My shoes are off, belt tucked into a plastic tub, laptop out of its case, boarding pass in hand, liquids in 3oz-or-smaller containers packed into one plastic quart bag, pockets emptied.
The metal detector brings no beep as I pass through, and I wait on the ‘secure’ side of the airport for my carry-on bags to join me.
But there seems to be a slight problem. The x-ray machine’s conveyor belt has stopped with my backpack inside. Ms. TSA looks concerned, and she waves another security officer over for a second opinion. And then another. And another. Soon there are no less than seven uniformed officers standing around, whispering, and inspecting the glowing contents of my luggage on the monitor.
Fellow passengers start to notice the hold up and make nervous, shoeless jokes about my criminal nature, carefully avoiding the dreaded ‘b’ word as they quickly grab their cameras and cellphones and shuffle off.
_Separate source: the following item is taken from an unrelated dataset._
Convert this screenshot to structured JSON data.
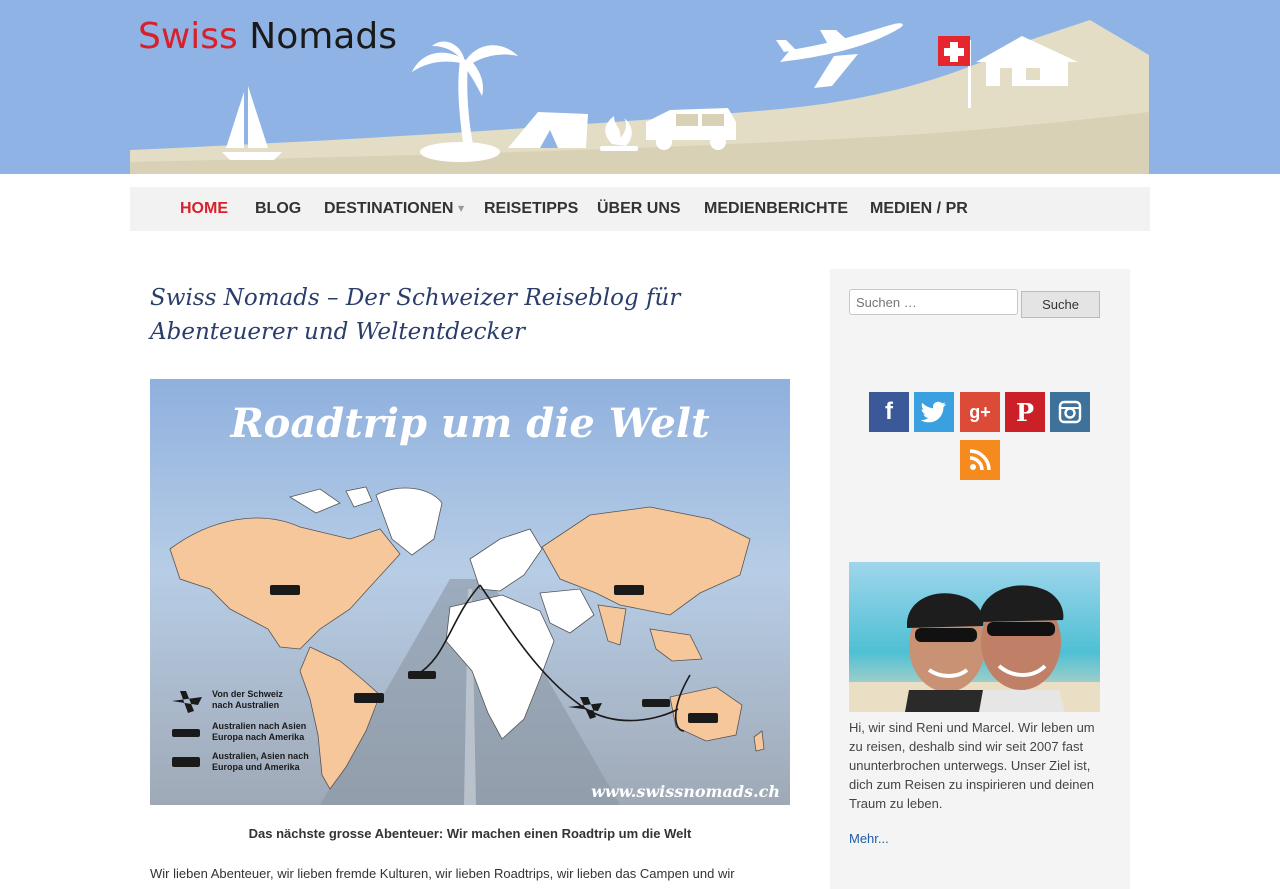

What contraband have I absentmindedly left in the pockets of my pack? Did I bring nail clippers with the tiny file? Tweezers? Four-inch scissors? Knitting needles?
“No,” says the female security agent blocking my escape route, “We actually allow all of those things on board now.”
What can it be?
Have they noticed the extra ounce in the four-ounce travel size container of contact lens solution in my Ziploc bag? It isn’t my fault that the miniature toiletry industry hasn’t caught up with flight security regulations.
Nope, the quart bag has gone through unscathed.
What heinous item is in my backpack? What banned object of mine could possibly be attracting the attention of the entire security force of Gate A18?
And then it dawned on me. The source of the brou-ha-ha.
“Oh, I know what you are looking at, just take it, I’m sorry!” I announce trying to look as innocent as possible. “I didn’t think about it…I just threw it in my bag this morning.”
Stern looks from seven TSA agents fall in my direction.
“We should be notifying the Port Authority and having you arrested. What you tried to bring on through security is highly illegal. You are lucky we are not calling the police department.”
So what was the offending object in my pack?
An inch-long silver charm on a necklace, a shiny metal revolver.
“Replicas of weapons are not allowed on aircrafts.”
My necklace goes in the trash.
I do not argue. I do not point out that the book I brought to read during my flight has not one but two samurai swords on the cover or that my black raspberry earrings definitely resemble grenades. I do not share my observation that my pen or mascara wand for that matter could do more damage as a weapon than a one-inch charm. I do not ask to see the applicable law regarding acceptable jewelry design on domestic flights. I just want to get on my plane, so I nod in agreement, say ‘thank you, ma’am’, put on my belt and shoes, and walk away.
I’m one necklace poorer, but perhaps it’s a small price to pay to keep the skies safe from the dangers of dangling things, the menace of metal charms, the threat of trinket terrorism. With the confiscation of a tiny sterling silver revolver, the world has become just a little bit more secure. One inch more secure.
Now don’t you feel safe?